included enactments of the lives of men such as
Giordano Bruno, Arnaldo
da Brescia and Galileo Galilei.
As a young school teacher, Emilia fell in love with Domenico - twenty years her senior - who was passing through Bobbio with his marionettes and puppets. She married him, against the strong wishes of her family, and together they continued to tour all of Lombardy. Emilia soon learned the trades of acting and costume designer. It was she who taught their four children to act and to move on the stage. She was an outstanding woman, meticulous in all her work and an excellent organizer. In the end it was she who carried the troupe on her shoulders.
It was in this environment
that Franca earned her apprenticeship. She has always felt at home on
the stage because - as she says - "I was born there: I was only eight
days old when I made my debut in my mother's arms [she played the new-born
son of Geneviève of Brabant] ... I didn't say much that evening! "
Dario spent his childhood moving from one town to another, as his father's postings were changed at the whim of the railway authorities. But even though the geography remained in a flux, the cultural setting was always the same. As the boy grew, he became schooled in the local narrative tradition. With growing passion, he would sit in the taverns or the piazze and listen tirelessly to the master glass-blowers and fishermen, who - in the oral tradition of the fabulatore - would swap tall tales, steeped in pungent political satire.
In 1940 he moved
to Milan (commuting from Luino) to study at the Brera Art Academy. After
the war, he begins to study architecture at the Polytechnic, but interrupts
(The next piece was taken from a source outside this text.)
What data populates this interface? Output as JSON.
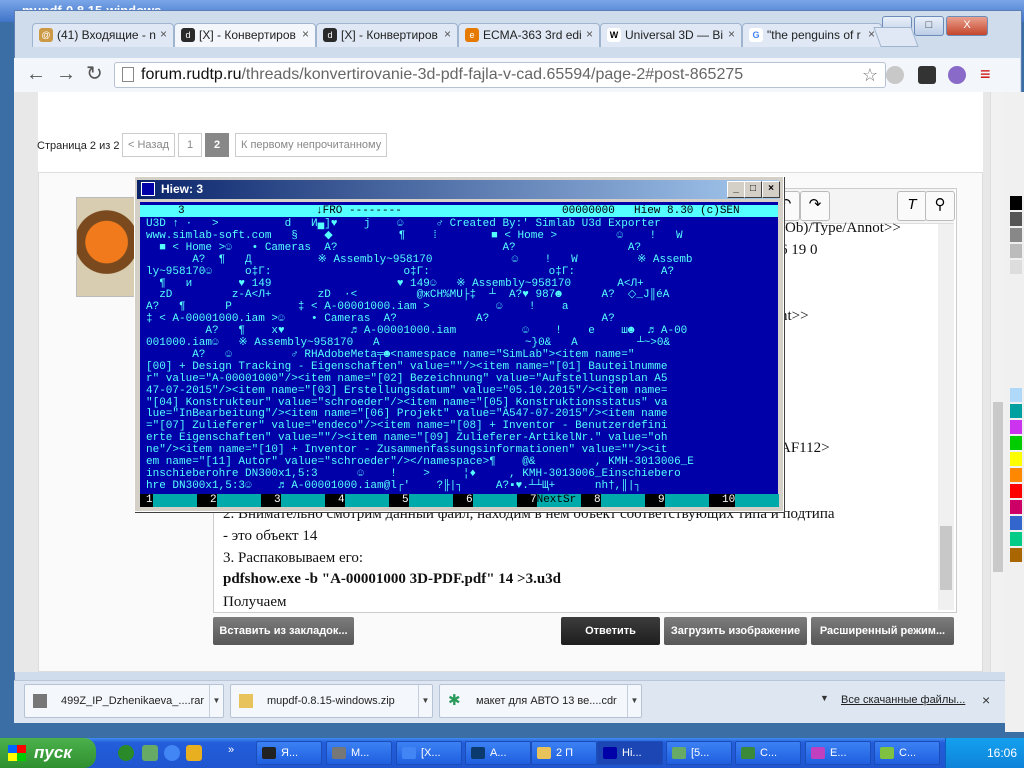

his studies with only a few exams left to complete his degree.
At the end of the war, Dario returns to his studies at the Academy of Brera in Milan while attending courses in architecture at the Polytechnic, commuting each day from his home on Lago Maggiore.
1945-41 he turns his attention to stage design and theatre décor. He begins to improvise monologues.
He moves with his family to Milan. Mamma Fo, in order to help her husband put the three children through college, does her best as a shirt-maker.
For the younger Fos, this is a period of ravenous reading. Gramsci and Marx are devoured along with American novelists and the first translations of Brecht, Mayakovsky and Lorca.
In the immediate postwar years, Italian theatre undergoes a veritable revolution, pushed along mainly by the new phenomenon of piccoli teatri ["small theatres"] that play a key role in developing the idea of a "popular stage".
Fo is captured by this effervescent movement and proves to be an insatiable theatregoer - even though he usually can't afford to buy a seat and has to stand through the performances. Mamma Fo keeps an open mind and an open house for her children's new acquaintances, among them Emilio Tadini, Alik Cavalieri, Piccoli, Vittorini, Morlotti, Treccani, Crepax, some of them already famous.
During his architecture studies, while working as decorator and assistant architect, Dario begins to entertain his friends with tales as tall as those he heard in the lakeside taverns of his childhood.
In the summer of
1950, Dario seeks out Franco Parenti who is enthralled by the young man's
comical rendering of the parable of Cain and Abel, a satire in which Cain,
poer nano ["poor little thing"], a miserable fool, is anything but evil.
It's just that every time he tries, poer nano,to mimic the splendid, blond
and blue-eyed Abel, he gets into trouble. After suffering one disaster
after another, he finally goes crazy and kills the splendid Abel. Franco
Parenti enthusiastically invites Fo to join his theatre company.